What to work on: From the first line to the last, copy the material exactly.

Records for processing:
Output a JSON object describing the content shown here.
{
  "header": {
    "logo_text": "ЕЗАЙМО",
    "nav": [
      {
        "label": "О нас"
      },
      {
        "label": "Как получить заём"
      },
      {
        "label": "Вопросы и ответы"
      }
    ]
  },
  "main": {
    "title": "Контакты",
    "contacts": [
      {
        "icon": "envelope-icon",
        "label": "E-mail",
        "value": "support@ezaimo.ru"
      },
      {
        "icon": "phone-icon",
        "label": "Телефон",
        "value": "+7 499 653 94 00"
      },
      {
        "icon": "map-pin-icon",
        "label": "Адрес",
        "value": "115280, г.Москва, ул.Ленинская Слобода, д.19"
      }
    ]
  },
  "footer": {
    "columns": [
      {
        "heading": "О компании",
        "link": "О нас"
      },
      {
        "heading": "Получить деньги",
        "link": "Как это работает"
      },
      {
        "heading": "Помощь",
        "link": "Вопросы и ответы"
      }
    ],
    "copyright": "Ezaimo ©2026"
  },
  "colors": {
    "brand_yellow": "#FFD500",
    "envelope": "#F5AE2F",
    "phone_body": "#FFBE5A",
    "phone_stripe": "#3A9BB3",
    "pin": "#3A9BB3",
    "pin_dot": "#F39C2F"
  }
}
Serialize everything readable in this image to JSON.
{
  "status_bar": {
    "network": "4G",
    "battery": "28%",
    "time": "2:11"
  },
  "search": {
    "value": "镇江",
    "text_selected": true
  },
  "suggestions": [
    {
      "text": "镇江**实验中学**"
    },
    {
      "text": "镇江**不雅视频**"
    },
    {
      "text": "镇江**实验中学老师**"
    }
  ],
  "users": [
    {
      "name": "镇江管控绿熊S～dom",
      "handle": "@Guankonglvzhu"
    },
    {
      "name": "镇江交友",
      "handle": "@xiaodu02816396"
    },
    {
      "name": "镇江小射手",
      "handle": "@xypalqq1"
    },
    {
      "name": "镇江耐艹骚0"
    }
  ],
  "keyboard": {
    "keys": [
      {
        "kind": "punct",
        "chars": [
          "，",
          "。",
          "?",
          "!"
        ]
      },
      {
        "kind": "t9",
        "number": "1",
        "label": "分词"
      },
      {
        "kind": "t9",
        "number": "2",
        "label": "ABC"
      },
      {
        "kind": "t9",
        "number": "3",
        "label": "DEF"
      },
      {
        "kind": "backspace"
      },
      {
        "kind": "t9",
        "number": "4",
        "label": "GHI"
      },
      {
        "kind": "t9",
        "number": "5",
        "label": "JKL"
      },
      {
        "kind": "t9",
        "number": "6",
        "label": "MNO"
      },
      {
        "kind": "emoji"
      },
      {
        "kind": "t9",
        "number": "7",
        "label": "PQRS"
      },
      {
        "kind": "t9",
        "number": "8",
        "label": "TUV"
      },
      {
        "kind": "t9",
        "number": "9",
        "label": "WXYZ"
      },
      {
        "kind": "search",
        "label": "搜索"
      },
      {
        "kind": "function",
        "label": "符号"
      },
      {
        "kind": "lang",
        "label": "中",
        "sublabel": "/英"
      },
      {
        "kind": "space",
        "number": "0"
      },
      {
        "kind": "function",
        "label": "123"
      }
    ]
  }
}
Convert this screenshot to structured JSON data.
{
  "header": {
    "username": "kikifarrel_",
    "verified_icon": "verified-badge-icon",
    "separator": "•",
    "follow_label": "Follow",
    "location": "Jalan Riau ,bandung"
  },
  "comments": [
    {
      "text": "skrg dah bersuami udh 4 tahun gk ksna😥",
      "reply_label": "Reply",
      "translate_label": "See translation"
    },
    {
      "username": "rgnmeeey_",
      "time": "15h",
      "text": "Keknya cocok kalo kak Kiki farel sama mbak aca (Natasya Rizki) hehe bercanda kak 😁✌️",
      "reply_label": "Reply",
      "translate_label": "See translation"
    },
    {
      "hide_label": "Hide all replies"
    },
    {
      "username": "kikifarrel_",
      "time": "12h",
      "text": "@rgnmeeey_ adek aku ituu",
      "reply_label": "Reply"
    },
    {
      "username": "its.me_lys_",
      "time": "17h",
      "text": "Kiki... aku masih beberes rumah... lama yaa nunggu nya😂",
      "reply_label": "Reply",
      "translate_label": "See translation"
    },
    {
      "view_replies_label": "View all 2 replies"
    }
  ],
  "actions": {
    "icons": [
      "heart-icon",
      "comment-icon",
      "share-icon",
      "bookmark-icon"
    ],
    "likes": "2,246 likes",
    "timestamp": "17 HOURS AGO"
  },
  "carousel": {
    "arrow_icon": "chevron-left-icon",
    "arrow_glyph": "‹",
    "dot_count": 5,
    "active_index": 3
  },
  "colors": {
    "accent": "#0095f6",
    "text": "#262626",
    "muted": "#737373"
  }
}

Finished task:
Output a JSON object describing the content shown here.
{
  "header": {
    "logo_text": "ЕЗАЙМО",
    "nav": [
      {
        "label": "О нас"
      },
      {
        "label": "Как получить заём"
      },
      {
        "label": "Вопросы и ответы"
      }
    ]
  },
  "main": {
    "title": "Контакты",
    "contacts": [
      {
        "icon": "envelope-icon",
        "label": "E-mail",
        "value": "support@ezaimo.ru"
      },
      {
        "icon": "phone-icon",
        "label": "Телефон",
        "value": "+7 499 653 94 00"
      },
      {
        "icon": "map-pin-icon",
        "label": "Адрес",
        "value": "115280, г.Москва, ул.Ленинская Слобода, д.19"
      }
    ]
  },
  "footer": {
    "columns": [
      {
        "heading": "О компании",
        "link": "О нас"
      },
      {
        "heading": "Получить деньги",
        "link": "Как это работает"
      },
      {
        "heading": "Помощь",
        "link": "Вопросы и ответы"
      }
    ],
    "copyright": "Ezaimo ©2026"
  },
  "colors": {
    "brand_yellow": "#FFD500",
    "envelope": "#F5AE2F",
    "phone_body": "#FFBE5A",
    "phone_stripe": "#3A9BB3",
    "pin": "#3A9BB3",
    "pin_dot": "#F39C2F"
  }
}
Serialize everything readable in this image to JSON.
{
  "status_bar": {
    "network": "4G",
    "battery": "28%",
    "time": "2:11"
  },
  "search": {
    "value": "镇江",
    "text_selected": true
  },
  "suggestions": [
    {
      "text": "镇江**实验中学**"
    },
    {
      "text": "镇江**不雅视频**"
    },
    {
      "text": "镇江**实验中学老师**"
    }
  ],
  "users": [
    {
      "name": "镇江管控绿熊S～dom",
      "handle": "@Guankonglvzhu"
    },
    {
      "name": "镇江交友",
      "handle": "@xiaodu02816396"
    },
    {
      "name": "镇江小射手",
      "handle": "@xypalqq1"
    },
    {
      "name": "镇江耐艹骚0"
    }
  ],
  "keyboard": {
    "keys": [
      {
        "kind": "punct",
        "chars": [
          "，",
          "。",
          "?",
          "!"
        ]
      },
      {
        "kind": "t9",
        "number": "1",
        "label": "分词"
      },
      {
        "kind": "t9",
        "number": "2",
        "label": "ABC"
      },
      {
        "kind": "t9",
        "number": "3",
        "label": "DEF"
      },
      {
        "kind": "backspace"
      },
      {
        "kind": "t9",
        "number": "4",
        "label": "GHI"
      },
      {
        "kind": "t9",
        "number": "5",
        "label": "JKL"
      },
      {
        "kind": "t9",
        "number": "6",
        "label": "MNO"
      },
      {
        "kind": "emoji"
      },
      {
        "kind": "t9",
        "number": "7",
        "label": "PQRS"
      },
      {
        "kind": "t9",
        "number": "8",
        "label": "TUV"
      },
      {
        "kind": "t9",
        "number": "9",
        "label": "WXYZ"
      },
      {
        "kind": "search",
        "label": "搜索"
      },
      {
        "kind": "function",
        "label": "符号"
      },
      {
        "kind": "lang",
        "label": "中",
        "sublabel": "/英"
      },
      {
        "kind": "space",
        "number": "0"
      },
      {
        "kind": "function",
        "label": "123"
      }
    ]
  }
}
Convert this screenshot to structured JSON data.
{
  "header": {
    "username": "kikifarrel_",
    "verified_icon": "verified-badge-icon",
    "separator": "•",
    "follow_label": "Follow",
    "location": "Jalan Riau ,bandung"
  },
  "comments": [
    {
      "text": "skrg dah bersuami udh 4 tahun gk ksna😥",
      "reply_label": "Reply",
      "translate_label": "See translation"
    },
    {
      "username": "rgnmeeey_",
      "time": "15h",
      "text": "Keknya cocok kalo kak Kiki farel sama mbak aca (Natasya Rizki) hehe bercanda kak 😁✌️",
      "reply_label": "Reply",
      "translate_label": "See translation"
    },
    {
      "hide_label": "Hide all replies"
    },
    {
      "username": "kikifarrel_",
      "time": "12h",
      "text": "@rgnmeeey_ adek aku ituu",
      "reply_label": "Reply"
    },
    {
      "username": "its.me_lys_",
      "time": "17h",
      "text": "Kiki... aku masih beberes rumah... lama yaa nunggu nya😂",
      "reply_label": "Reply",
      "translate_label": "See translation"
    },
    {
      "view_replies_label": "View all 2 replies"
    }
  ],
  "actions": {
    "icons": [
      "heart-icon",
      "comment-icon",
      "share-icon",
      "bookmark-icon"
    ],
    "likes": "2,246 likes",
    "timestamp": "17 HOURS AGO"
  },
  "carousel": {
    "arrow_icon": "chevron-left-icon",
    "arrow_glyph": "‹",
    "dot_count": 5,
    "active_index": 3
  },
  "colors": {
    "accent": "#0095f6",
    "text": "#262626",
    "muted": "#737373"
  }
}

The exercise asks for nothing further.